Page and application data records
========================

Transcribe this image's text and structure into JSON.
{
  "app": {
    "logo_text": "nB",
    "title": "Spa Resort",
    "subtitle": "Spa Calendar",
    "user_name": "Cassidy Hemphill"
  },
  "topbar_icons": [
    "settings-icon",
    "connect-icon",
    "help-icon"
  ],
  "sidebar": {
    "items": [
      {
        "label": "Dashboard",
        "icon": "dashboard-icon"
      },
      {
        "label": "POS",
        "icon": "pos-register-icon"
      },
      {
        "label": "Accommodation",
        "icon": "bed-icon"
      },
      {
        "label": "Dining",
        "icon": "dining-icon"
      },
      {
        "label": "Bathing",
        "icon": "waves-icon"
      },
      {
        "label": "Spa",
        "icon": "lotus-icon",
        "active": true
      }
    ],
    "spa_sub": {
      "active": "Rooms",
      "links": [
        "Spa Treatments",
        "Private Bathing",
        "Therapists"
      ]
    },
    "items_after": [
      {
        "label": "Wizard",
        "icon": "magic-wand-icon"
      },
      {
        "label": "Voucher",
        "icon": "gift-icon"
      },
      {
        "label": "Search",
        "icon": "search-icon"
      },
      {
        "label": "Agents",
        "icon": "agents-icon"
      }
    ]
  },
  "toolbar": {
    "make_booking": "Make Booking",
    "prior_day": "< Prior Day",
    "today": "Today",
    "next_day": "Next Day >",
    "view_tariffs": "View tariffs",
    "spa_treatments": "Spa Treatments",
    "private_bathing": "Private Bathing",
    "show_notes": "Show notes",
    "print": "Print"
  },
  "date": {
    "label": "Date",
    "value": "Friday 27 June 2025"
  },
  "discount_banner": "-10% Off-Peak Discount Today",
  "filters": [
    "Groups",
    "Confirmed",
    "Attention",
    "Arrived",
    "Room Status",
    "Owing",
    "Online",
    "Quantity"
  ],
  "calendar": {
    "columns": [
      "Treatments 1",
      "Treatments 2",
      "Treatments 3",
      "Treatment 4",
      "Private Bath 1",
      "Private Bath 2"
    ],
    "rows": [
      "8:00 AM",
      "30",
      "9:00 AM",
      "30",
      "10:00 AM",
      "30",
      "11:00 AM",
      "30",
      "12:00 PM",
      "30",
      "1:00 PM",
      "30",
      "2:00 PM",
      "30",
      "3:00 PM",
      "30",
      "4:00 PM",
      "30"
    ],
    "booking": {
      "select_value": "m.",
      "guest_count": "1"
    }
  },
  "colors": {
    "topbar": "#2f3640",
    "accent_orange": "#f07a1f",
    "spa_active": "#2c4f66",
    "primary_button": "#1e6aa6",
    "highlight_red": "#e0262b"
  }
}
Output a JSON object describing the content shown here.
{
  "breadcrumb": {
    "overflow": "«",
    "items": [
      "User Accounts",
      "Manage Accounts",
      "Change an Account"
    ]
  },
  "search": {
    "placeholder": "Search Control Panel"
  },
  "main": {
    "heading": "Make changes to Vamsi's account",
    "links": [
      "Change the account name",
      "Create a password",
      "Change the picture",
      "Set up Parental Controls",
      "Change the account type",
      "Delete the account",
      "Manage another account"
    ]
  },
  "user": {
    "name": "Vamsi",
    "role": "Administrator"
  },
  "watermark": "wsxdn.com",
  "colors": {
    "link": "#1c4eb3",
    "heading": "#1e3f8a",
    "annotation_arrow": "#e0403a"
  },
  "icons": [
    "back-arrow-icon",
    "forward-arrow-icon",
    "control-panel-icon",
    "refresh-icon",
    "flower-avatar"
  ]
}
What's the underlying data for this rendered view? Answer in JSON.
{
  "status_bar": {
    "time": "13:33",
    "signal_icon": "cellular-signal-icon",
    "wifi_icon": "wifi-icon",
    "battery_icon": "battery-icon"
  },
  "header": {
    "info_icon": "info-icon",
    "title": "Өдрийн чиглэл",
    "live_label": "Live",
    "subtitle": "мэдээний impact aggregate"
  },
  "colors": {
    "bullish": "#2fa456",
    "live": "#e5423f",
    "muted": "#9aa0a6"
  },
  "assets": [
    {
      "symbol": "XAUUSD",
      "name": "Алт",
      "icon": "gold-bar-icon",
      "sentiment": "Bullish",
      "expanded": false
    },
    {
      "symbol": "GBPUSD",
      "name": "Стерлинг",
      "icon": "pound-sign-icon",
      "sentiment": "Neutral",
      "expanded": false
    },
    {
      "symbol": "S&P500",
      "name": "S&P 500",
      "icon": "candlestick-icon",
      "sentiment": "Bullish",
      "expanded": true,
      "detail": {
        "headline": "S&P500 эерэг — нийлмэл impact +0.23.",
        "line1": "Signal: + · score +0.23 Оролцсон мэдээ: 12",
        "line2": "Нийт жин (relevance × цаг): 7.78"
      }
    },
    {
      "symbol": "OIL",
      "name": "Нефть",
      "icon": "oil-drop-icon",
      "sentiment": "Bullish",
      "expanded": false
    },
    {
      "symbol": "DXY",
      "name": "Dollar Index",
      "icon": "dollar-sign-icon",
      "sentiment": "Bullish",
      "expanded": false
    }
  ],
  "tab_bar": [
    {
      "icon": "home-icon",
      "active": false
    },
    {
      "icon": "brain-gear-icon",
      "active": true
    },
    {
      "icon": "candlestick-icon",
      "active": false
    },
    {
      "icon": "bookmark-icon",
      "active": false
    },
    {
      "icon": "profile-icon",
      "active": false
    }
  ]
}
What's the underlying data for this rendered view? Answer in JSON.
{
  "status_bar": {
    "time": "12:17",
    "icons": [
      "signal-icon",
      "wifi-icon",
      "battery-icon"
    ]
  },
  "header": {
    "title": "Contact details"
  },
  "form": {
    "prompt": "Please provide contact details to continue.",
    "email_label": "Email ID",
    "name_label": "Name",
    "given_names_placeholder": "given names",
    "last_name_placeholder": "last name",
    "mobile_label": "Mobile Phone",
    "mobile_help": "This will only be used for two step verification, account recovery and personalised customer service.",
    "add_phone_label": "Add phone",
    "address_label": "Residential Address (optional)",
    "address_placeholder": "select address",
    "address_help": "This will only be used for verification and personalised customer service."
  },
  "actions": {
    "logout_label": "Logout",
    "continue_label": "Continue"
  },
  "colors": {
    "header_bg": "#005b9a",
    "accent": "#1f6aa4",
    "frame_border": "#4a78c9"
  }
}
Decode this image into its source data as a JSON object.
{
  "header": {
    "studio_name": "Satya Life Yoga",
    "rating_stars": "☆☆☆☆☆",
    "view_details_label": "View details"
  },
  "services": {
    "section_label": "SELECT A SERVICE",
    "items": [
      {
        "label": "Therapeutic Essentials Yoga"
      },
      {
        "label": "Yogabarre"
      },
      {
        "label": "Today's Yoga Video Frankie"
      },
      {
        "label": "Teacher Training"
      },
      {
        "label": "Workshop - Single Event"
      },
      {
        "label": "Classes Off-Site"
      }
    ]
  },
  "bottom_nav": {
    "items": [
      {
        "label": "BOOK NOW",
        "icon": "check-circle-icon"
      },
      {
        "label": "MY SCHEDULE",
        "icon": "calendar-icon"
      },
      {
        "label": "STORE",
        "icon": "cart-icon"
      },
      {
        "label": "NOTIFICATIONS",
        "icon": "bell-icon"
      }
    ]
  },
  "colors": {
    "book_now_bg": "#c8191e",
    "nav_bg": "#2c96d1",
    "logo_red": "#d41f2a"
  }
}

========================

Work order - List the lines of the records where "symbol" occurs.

Solved exercise -
      "symbol": "XAUUSD",
      "symbol": "GBPUSD",
      "symbol": "S&P500",
      "symbol": "OIL",
      "symbol": "DXY",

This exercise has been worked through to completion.